**Task item:**
Give back a single figure: the number of lines in the entries below that contain "label".

**Excerpted data:**
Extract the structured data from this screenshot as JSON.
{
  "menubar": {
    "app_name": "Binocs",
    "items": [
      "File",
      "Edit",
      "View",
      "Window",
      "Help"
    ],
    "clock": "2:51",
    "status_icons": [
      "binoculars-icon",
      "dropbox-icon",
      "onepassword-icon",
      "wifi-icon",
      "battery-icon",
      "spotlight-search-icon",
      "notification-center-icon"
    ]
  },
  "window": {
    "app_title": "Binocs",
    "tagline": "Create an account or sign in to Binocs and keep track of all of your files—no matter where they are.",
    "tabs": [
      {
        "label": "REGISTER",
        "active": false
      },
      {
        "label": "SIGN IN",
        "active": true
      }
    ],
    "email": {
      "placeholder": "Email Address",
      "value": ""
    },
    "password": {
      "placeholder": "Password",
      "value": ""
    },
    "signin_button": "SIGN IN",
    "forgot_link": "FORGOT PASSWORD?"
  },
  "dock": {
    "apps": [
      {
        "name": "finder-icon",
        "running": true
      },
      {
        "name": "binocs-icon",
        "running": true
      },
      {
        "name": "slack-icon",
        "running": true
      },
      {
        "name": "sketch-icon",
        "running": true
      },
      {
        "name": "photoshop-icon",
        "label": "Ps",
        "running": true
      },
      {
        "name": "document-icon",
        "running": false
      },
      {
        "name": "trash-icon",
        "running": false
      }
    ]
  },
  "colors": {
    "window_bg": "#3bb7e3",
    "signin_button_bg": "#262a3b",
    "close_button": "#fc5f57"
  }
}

**Result for this task:**
3